Taylor, who originally attended Northwestern College before teaching at Jacksonville State University in Alabama, has been a political activist for nearly all his life. He attended the 1976 RNC as junior delegate while still in middle school.
“That was the last time a national convention had been that exciting. You didn’t know who was going to win,” Taylor said, referring to Gerald Ford’s narrow victory over Ronald Reagan for the Republican nod that year.
This time, however, Taylor had the opportunity to experience a more “behind the scenes” look at the convention. “I got to talk to figures that I admire on the convention floor,” he said. “It does give you an opportunity to rub shoulders with prominent people you wouldn’t normally meet.”
There were also downsides to experiencing the action firsthand. Taylor referenced the “packaged” quality of the speeches and presenters, “with the exception of Clint Eastwood.”
“I think often times the superficial aspects get too much time,” Taylor said. “At the convention, they focused on how Mrs. Romney looked, what she was wearing. It’s mostly the packaging, but I’d like to see more content. I’d like to see more of that with the speeches. I wish the media would look a little deeper and more at the substance of things.”
However, the overall tone of the convention appeared to be one without controversy, according to Taylor. “There wasn’t a lot of controversy,” he said. “Everyone understood that Romney was the winner.”

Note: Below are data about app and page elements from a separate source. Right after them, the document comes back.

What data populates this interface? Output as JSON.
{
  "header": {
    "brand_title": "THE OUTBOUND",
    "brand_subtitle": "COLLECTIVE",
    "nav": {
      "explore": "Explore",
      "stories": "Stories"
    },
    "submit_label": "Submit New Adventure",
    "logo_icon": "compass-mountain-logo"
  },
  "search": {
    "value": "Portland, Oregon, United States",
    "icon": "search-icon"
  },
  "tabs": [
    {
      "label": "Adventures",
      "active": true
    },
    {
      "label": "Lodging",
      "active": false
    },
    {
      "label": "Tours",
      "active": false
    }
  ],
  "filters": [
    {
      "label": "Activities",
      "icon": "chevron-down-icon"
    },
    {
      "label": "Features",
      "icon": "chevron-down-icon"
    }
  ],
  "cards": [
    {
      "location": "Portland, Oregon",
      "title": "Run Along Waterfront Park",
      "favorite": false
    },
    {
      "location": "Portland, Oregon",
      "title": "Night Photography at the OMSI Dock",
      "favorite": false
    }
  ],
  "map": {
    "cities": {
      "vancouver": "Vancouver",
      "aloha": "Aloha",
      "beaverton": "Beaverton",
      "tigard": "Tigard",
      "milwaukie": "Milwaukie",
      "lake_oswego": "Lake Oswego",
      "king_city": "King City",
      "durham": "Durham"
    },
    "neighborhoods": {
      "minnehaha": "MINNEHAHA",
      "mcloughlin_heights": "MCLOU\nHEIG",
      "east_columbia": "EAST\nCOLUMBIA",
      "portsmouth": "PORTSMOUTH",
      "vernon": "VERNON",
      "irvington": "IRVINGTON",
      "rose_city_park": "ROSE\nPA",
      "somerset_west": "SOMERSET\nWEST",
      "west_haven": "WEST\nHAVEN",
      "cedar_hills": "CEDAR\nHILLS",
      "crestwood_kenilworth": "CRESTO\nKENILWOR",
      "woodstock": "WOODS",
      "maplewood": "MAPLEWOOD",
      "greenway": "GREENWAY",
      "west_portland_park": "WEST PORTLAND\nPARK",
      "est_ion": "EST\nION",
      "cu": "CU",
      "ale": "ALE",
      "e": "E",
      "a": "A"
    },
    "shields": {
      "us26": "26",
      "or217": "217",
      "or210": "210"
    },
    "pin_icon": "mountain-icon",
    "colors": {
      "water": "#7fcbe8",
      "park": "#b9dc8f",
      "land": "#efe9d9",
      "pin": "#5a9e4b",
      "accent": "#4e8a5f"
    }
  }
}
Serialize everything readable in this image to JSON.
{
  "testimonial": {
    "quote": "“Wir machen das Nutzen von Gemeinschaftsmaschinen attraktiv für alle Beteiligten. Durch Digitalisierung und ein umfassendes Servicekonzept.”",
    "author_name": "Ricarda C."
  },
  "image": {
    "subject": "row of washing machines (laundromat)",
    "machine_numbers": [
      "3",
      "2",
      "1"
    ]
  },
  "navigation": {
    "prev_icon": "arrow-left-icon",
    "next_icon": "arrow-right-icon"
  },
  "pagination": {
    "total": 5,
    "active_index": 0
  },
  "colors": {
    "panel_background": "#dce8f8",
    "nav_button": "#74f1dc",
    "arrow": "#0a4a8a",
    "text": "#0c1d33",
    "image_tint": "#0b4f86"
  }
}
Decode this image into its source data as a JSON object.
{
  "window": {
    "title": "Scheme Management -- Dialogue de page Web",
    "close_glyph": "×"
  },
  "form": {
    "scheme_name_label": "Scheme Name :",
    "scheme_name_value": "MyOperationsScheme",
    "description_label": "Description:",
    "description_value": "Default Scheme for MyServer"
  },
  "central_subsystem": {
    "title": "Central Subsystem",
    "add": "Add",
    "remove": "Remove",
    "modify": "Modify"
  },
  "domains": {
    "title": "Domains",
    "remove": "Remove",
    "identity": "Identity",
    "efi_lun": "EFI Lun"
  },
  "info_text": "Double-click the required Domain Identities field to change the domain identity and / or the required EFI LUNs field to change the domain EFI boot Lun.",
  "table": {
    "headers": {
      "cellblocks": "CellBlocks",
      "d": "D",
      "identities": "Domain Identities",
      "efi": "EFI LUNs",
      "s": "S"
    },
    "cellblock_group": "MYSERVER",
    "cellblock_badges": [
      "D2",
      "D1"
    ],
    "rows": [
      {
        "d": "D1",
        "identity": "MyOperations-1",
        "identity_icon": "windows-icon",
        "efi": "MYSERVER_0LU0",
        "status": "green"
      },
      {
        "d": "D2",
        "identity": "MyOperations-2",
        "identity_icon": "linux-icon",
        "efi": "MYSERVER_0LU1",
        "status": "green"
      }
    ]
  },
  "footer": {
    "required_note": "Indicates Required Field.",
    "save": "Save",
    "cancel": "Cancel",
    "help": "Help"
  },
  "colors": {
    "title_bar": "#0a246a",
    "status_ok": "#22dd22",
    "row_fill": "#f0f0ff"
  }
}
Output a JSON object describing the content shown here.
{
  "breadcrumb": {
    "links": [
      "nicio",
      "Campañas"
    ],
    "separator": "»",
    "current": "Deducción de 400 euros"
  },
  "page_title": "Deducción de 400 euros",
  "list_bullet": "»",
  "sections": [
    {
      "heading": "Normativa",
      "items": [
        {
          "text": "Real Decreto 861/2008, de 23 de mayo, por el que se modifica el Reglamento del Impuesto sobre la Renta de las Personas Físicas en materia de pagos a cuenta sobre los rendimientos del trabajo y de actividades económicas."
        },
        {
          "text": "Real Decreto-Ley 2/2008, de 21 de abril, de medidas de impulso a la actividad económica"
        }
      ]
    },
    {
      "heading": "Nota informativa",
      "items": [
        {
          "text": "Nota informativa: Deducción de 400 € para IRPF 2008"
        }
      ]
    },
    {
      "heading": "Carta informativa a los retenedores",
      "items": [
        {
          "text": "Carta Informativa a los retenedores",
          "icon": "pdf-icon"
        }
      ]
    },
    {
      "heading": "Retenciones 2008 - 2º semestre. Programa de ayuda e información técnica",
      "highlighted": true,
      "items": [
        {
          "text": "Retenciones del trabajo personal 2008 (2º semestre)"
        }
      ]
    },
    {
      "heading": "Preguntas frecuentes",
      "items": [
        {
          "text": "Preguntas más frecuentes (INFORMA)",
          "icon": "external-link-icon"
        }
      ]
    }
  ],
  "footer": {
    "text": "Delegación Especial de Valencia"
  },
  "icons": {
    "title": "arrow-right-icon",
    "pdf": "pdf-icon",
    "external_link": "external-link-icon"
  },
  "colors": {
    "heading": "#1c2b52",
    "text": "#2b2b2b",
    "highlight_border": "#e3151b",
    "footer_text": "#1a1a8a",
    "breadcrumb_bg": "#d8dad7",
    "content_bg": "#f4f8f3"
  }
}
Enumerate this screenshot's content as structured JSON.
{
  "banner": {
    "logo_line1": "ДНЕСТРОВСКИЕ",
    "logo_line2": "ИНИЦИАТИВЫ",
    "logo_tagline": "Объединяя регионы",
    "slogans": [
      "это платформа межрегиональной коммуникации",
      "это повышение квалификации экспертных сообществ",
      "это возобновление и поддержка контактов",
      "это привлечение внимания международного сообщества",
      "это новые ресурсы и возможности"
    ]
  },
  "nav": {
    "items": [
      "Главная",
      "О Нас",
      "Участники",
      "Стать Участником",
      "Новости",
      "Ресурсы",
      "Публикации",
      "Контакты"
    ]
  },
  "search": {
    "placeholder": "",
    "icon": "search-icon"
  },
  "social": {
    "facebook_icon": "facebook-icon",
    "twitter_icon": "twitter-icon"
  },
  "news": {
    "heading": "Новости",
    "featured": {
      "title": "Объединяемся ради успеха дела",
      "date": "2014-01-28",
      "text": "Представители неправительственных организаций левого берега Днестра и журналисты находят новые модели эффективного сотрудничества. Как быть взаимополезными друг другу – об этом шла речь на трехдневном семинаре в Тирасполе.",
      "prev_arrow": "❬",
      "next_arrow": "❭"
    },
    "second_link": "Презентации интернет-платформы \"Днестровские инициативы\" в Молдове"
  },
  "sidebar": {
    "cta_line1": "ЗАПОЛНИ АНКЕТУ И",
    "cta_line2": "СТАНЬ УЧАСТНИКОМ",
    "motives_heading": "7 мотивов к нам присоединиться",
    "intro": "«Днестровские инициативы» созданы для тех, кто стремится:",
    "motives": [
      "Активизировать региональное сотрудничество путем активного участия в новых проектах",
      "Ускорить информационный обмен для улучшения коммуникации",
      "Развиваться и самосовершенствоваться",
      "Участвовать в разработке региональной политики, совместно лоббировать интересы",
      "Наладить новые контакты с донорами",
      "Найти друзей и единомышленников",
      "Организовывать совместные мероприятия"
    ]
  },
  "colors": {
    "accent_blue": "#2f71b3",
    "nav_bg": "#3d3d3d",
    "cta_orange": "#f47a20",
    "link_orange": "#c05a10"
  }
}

The most tension came from an uncertainty over the outcome in November. “People said what they always say; that this is the most important election in our lifetime. A lot of Republicans are very fearful,” Taylor said. “I hope that Romney wins, however, I don’t think the sky is going to fall if he doesn’t. Usually the two parties choose middle of the road candidates. In reality, neither candidate is as bad as their opponents charge.”
Overall, Taylor remained positive about his experience, saying that he hoped to use it to motivate his students to become more involved in their local politics, regardless of party affiliation. He also pointed out that involvement doesn’t have to end just because the election is over.
“Get involved, vote, but it doesn’t end on election day,” he said. “You still need to be there to see that things get done…You’ve got to stay involved. Congress makes a difference. We’ve got to keep the pressure on.”
Most importantly, Taylor wants his students to realize that even at the college age, there is much they can do to get involved. “There were delegates at the convention in their early 20s. It’s never too early to get involved. This is the perfect time.”
Kristina Heflin, Staff Writer